The required lines are those that contain "this"; pull them out of the data and copy them.

### Saved data entries:
Content starts

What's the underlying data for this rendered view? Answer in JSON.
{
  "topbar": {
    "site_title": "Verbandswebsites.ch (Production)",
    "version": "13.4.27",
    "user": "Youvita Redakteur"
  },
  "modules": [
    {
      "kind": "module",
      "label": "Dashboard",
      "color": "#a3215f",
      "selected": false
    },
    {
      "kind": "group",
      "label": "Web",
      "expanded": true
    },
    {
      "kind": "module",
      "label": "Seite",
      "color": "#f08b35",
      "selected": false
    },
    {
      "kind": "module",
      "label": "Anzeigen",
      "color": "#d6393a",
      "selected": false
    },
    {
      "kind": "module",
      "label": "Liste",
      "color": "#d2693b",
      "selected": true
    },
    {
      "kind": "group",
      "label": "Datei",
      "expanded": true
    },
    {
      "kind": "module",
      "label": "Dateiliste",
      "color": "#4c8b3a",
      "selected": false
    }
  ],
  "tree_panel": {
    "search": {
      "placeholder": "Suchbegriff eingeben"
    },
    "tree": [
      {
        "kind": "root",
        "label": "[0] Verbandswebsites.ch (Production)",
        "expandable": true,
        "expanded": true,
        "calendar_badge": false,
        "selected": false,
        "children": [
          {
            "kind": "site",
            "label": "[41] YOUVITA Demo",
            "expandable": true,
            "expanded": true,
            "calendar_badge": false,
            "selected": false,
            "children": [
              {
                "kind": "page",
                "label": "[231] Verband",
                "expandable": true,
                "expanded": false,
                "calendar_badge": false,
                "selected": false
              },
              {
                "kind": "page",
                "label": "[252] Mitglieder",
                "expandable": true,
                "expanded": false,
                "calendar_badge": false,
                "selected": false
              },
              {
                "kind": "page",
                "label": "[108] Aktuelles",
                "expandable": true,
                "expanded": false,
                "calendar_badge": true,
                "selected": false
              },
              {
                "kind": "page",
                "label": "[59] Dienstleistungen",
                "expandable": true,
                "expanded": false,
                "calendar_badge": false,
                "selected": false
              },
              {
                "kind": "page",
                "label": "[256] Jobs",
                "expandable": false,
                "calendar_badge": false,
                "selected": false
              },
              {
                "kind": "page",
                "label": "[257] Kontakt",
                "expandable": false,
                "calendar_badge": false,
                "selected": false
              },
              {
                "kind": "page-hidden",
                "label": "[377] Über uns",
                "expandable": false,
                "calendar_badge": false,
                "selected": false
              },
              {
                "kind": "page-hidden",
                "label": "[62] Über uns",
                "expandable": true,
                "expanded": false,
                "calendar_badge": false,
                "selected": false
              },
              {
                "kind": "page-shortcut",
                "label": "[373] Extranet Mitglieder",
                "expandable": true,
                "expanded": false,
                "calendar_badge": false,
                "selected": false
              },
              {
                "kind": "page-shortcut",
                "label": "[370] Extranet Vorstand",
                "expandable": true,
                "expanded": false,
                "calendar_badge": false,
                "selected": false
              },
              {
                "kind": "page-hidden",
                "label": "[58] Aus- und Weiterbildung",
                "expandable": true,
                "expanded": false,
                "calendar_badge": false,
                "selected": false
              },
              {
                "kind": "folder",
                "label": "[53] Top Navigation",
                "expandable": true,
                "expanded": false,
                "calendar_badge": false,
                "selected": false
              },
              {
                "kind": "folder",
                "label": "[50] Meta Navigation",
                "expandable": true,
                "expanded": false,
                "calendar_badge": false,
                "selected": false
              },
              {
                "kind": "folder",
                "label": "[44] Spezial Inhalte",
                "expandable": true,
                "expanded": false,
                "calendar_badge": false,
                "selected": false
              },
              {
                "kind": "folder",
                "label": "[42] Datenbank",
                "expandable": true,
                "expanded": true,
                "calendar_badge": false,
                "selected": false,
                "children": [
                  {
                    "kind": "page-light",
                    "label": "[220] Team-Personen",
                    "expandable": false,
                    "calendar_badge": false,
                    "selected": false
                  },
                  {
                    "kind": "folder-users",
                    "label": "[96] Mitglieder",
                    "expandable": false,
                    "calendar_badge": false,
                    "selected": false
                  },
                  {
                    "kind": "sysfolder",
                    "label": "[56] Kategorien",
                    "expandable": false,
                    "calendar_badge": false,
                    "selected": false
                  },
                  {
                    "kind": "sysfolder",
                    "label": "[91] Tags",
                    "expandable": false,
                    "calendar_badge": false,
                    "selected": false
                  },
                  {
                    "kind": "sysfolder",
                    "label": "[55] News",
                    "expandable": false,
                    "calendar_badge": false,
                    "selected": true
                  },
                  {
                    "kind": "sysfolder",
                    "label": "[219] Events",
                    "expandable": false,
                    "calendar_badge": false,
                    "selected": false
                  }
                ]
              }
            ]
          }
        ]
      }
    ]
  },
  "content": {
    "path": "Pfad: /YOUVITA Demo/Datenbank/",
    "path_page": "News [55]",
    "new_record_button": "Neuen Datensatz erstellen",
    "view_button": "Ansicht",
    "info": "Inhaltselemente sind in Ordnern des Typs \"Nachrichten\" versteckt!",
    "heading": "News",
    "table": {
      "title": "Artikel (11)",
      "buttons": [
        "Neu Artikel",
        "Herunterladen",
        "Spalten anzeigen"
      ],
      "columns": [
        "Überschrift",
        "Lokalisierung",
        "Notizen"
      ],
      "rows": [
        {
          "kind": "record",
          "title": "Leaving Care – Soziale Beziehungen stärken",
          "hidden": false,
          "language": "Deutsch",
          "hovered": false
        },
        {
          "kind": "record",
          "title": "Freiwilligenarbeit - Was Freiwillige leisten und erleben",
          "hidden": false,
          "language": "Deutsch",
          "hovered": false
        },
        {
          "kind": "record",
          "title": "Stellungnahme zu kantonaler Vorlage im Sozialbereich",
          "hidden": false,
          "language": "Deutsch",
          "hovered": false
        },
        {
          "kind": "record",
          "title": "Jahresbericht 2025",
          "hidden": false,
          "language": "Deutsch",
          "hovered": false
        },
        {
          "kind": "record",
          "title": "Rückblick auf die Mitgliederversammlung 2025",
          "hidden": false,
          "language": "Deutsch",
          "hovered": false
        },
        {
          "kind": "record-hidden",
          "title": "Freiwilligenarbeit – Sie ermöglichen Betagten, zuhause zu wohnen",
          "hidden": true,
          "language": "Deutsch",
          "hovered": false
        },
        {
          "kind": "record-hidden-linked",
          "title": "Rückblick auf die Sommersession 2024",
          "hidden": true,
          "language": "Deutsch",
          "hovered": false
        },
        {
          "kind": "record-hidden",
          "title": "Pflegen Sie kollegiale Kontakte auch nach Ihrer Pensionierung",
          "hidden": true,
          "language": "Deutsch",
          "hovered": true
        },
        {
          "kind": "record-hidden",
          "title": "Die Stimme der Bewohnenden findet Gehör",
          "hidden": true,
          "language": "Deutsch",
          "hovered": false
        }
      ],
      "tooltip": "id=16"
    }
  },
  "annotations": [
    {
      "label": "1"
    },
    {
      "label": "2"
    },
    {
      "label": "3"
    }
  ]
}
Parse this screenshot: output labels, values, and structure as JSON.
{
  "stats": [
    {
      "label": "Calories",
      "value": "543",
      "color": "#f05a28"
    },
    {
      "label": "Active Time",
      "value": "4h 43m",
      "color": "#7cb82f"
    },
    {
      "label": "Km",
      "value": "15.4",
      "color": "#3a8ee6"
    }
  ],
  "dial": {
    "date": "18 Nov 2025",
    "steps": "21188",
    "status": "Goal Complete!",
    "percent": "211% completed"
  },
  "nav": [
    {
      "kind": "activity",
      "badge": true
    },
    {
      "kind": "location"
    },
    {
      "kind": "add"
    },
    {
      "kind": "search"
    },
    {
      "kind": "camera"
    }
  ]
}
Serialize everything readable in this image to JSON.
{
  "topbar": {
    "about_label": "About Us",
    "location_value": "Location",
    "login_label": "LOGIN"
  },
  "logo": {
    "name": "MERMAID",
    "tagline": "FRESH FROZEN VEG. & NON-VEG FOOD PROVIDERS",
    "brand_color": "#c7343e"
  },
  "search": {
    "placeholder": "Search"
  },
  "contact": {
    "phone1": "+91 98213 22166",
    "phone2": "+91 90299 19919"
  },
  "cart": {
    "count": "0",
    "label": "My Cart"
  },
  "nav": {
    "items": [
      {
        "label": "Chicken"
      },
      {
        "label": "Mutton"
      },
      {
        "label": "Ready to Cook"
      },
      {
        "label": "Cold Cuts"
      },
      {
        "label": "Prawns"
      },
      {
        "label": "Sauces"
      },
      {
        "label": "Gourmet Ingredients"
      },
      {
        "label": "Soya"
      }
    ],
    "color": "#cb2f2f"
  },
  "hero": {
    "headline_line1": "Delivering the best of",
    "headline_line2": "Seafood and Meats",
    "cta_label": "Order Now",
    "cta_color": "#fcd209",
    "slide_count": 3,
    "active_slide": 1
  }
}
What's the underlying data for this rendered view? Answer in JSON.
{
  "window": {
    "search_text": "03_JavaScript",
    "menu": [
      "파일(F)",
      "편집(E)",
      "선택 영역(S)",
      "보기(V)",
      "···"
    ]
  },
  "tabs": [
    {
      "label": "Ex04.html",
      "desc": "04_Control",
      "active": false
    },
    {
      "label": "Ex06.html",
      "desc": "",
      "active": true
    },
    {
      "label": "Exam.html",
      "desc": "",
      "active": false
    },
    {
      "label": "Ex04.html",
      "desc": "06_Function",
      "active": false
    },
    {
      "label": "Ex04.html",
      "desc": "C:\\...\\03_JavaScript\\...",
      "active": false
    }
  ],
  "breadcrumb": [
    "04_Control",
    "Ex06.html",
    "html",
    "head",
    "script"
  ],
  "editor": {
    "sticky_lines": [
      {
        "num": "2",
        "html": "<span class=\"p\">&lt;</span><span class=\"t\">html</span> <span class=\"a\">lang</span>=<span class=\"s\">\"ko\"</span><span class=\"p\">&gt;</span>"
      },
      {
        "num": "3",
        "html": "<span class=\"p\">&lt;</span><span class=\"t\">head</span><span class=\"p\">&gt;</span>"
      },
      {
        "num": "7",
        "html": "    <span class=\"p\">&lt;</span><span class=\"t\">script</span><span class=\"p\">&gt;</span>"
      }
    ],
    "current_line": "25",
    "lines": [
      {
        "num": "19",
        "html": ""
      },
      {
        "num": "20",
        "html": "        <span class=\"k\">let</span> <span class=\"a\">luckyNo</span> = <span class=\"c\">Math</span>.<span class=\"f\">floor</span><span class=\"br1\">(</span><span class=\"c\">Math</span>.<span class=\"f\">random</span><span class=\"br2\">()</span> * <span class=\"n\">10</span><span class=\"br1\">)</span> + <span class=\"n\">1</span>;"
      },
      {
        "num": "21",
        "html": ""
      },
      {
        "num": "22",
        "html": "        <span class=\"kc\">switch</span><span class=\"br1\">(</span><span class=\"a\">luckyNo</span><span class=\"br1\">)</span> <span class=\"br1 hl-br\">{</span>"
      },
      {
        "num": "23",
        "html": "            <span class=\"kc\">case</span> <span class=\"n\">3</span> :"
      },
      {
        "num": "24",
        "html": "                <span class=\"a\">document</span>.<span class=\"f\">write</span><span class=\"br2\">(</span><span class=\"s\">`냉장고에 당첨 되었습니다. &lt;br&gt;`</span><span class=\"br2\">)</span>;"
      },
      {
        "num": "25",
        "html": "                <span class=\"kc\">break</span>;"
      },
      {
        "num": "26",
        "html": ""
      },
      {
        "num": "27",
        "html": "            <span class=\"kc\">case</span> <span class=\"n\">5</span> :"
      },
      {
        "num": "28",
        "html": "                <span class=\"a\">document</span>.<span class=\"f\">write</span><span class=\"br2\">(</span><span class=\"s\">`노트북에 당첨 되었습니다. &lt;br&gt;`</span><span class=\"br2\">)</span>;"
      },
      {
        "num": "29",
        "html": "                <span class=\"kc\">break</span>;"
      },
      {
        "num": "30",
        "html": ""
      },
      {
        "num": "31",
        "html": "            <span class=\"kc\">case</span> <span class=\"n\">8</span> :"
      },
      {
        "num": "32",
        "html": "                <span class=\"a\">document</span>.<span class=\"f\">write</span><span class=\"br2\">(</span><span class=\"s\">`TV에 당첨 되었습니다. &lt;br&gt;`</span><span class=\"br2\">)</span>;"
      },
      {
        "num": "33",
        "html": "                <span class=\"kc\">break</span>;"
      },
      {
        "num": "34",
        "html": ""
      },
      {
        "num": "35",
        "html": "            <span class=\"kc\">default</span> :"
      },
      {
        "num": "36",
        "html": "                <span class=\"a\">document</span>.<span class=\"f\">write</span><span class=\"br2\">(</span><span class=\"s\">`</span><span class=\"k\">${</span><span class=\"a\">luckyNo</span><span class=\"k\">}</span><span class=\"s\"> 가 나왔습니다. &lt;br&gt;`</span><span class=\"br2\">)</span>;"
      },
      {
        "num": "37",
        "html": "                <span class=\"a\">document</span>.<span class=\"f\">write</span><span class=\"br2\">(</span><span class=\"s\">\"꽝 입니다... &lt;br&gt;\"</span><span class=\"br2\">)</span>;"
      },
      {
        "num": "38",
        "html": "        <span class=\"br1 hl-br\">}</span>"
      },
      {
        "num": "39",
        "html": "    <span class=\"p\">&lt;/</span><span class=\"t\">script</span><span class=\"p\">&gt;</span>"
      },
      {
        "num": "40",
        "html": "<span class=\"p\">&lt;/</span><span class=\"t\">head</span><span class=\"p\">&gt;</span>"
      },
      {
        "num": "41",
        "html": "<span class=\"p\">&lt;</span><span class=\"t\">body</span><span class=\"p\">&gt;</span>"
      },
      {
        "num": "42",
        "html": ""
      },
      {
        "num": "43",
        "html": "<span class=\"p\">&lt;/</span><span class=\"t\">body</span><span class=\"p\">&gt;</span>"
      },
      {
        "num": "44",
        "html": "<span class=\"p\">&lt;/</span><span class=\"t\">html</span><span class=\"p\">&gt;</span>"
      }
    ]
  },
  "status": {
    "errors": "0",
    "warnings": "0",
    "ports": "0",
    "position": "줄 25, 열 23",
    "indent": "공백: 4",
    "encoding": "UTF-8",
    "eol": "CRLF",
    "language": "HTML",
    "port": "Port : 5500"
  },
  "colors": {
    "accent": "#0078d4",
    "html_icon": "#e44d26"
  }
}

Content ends

### SOLVED PROBLEM:
What's the underlying data for this rendered view? Answer in JSON.
Parse this screenshot: output labels, values, and structure as JSON.
Serialize everything readable in this image to JSON.
What's the underlying data for this rendered view? Answer in JSON.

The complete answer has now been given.